As an environmental educator, my job today was to teach these boys (and their sisters and parents) about winter ecology concepts that apply to Mount Rainier: why we have so much snow and numerous glaciers, why the ptarmigan grow white feathers, what we can do to be safe in the backcountry.

As an interpretive park ranger, my goal is to connect these youngsters and their everyday lives to the natural resources we see around us. Did you know that mammalian hibernation habits are where we get the sleep vs. hibernation mode designations for our personal computers?

My first two questions of the day today, before we even left the education center building and headed up the mountain were, “Will we see dinosaurs up there?” and “Have you seen Bigfoot?”.

How would you answer such questions? While the parents snickered a little bit, and the questioning boys did too, the question of Bigfoot came up several more times throughout the day.
To be continued...

Thursday, April 2, 2009

A Good Quote

I was going to write about April being No Child Left Inside month. Or maybe my latest set of Flat People who visited our park. But really, the topics just wouldn't write themselves. So I started catching up on some of the editorials posted at the National Parks Traveler website. In the course of various comments, I came across this quote from Aldo Leopold. I thought it was good...
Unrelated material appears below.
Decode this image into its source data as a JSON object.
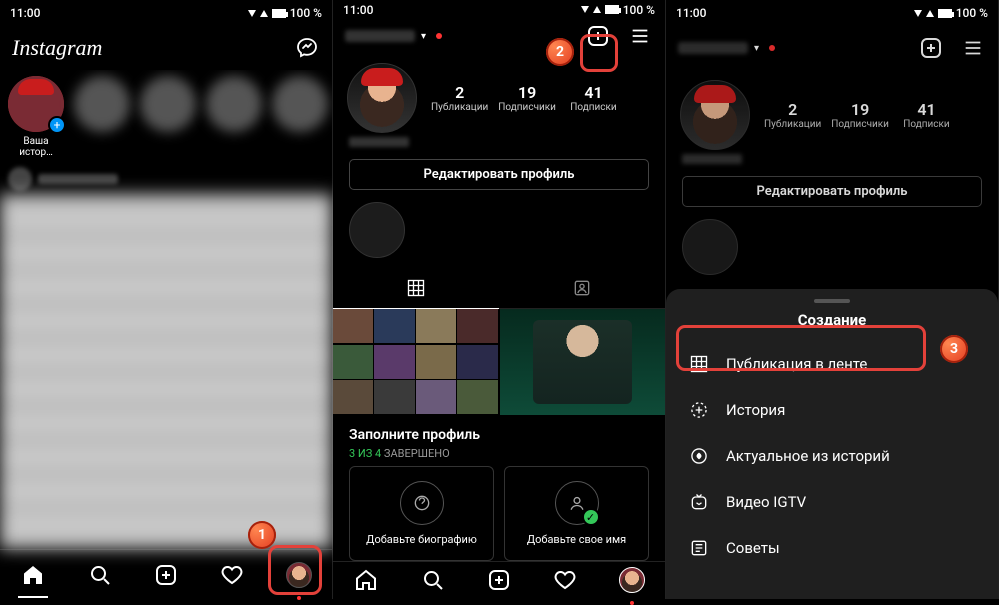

“No servant brought them meals… No traffic cop whistled them off the hidden rock in the next rapids. No friendly roof kept them dry when they misguessed weather or not to pitch the tent. No guide showed them which camping spots offered a night long breeze and which a nightlong misery of mosquitoes; which firewood made clear coals and which would only smoke. The elemental simplicities of wilderness travel were thrills…because they represented complete freedom to make mistakes. The wilderness gave…those rewards and penalties for wise and foolish acts…against which civilization had built a thousand buffers.”

What do you all think?

Wednesday, April 1, 2009

April Fool's Day

It's snowing again.

No foolin'.